| INFORMATION SHOWN |
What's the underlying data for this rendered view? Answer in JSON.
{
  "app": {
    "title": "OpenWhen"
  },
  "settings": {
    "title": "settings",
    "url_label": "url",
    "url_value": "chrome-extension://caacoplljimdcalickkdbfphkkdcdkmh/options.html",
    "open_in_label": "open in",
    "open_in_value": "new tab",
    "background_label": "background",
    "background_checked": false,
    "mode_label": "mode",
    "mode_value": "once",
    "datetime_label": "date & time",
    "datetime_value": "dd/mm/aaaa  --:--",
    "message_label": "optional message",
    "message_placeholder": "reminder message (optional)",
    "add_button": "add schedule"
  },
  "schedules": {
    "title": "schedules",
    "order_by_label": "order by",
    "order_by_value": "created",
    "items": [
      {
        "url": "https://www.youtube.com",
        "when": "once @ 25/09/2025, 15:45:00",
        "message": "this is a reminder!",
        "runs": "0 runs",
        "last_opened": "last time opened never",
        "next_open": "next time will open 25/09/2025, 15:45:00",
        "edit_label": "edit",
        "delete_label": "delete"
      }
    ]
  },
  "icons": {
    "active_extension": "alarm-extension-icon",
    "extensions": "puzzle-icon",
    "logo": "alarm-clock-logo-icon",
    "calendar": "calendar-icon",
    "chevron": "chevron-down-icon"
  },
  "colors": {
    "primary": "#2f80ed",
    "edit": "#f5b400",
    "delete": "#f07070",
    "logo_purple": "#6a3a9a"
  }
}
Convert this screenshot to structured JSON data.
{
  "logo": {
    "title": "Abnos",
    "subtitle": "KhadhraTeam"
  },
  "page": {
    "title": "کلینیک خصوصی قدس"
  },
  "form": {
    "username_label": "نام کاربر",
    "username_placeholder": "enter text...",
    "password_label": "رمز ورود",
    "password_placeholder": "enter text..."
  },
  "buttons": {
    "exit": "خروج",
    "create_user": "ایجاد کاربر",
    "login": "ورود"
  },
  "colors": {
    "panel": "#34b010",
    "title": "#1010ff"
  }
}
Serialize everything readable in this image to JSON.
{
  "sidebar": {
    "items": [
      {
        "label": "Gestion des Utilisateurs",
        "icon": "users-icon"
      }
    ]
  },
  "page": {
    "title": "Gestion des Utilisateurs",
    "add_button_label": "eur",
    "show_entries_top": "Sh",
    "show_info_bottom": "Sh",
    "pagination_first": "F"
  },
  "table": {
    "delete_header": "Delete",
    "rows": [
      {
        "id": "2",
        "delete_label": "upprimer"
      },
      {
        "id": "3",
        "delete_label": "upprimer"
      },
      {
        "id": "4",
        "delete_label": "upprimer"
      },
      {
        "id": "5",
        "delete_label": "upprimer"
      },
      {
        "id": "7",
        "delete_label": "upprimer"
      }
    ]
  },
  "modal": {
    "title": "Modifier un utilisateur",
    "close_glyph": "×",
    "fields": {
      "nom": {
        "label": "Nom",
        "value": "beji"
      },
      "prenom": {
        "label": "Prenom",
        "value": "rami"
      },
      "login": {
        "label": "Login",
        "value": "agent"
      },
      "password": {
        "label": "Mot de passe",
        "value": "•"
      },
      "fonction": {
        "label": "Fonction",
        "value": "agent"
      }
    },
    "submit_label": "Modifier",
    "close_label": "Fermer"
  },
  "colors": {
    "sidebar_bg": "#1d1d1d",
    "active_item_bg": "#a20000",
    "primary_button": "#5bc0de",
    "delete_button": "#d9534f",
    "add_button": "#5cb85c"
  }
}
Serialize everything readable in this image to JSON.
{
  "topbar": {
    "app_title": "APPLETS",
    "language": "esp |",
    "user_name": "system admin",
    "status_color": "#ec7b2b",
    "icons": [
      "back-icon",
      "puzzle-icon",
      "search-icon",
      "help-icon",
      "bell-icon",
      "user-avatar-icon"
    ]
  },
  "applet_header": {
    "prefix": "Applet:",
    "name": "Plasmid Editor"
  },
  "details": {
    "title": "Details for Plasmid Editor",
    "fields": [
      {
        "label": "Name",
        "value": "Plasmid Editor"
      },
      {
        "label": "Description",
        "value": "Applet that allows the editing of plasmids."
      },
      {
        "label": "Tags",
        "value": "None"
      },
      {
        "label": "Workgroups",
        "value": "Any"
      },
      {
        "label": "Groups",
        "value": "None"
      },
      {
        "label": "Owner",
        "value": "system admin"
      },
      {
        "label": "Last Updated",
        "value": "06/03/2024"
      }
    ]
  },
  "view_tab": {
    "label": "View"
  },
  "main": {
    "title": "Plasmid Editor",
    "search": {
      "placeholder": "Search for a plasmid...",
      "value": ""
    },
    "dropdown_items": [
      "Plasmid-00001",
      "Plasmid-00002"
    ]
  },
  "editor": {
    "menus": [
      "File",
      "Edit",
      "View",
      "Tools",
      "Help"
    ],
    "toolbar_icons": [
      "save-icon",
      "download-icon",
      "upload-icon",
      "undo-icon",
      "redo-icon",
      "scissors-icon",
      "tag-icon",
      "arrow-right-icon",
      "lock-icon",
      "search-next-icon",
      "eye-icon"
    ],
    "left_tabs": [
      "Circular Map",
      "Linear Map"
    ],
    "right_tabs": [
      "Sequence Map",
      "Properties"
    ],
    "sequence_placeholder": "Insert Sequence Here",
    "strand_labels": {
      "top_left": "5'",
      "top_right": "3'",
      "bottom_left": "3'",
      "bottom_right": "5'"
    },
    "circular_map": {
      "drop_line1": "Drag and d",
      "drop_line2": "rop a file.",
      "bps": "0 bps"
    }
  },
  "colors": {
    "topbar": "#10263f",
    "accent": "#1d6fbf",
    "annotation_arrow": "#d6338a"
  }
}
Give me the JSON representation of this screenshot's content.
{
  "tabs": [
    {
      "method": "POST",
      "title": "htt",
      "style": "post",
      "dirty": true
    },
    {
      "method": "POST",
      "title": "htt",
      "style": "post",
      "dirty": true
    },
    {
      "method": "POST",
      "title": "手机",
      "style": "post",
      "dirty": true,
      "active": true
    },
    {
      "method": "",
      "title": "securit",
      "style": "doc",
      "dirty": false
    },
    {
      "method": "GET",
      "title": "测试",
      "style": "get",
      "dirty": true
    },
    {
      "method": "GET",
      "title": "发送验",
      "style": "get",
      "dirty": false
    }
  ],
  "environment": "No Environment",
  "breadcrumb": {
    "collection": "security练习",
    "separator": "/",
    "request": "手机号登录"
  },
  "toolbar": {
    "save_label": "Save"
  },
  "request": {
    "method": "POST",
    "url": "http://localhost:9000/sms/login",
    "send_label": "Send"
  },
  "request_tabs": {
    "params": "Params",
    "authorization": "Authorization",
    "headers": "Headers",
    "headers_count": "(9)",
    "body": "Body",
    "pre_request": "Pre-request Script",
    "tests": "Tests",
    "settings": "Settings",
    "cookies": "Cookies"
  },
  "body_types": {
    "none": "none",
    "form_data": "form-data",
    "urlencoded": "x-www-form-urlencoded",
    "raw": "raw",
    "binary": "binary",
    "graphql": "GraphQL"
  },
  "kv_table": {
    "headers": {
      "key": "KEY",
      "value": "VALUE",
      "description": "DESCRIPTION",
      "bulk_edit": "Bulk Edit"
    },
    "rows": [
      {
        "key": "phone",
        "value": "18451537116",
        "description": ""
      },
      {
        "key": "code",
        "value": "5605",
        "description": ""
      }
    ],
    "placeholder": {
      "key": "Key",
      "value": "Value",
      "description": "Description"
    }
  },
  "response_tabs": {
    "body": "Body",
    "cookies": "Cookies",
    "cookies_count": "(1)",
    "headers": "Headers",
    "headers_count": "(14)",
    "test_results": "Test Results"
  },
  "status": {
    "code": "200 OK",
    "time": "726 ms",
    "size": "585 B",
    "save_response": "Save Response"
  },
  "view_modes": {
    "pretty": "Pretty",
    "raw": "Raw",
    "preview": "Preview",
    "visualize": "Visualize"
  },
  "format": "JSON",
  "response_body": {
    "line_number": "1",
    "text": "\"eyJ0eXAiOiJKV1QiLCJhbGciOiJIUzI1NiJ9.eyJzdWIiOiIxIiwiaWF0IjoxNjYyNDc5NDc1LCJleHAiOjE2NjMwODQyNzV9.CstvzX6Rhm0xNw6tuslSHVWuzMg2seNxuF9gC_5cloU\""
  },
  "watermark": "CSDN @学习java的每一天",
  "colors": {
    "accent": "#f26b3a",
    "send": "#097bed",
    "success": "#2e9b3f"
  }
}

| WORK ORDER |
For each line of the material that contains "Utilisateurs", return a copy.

| EXERCISE RESPONSE |
        "label": "Gestion des Utilisateurs",
    "title": "Gestion des Utilisateurs",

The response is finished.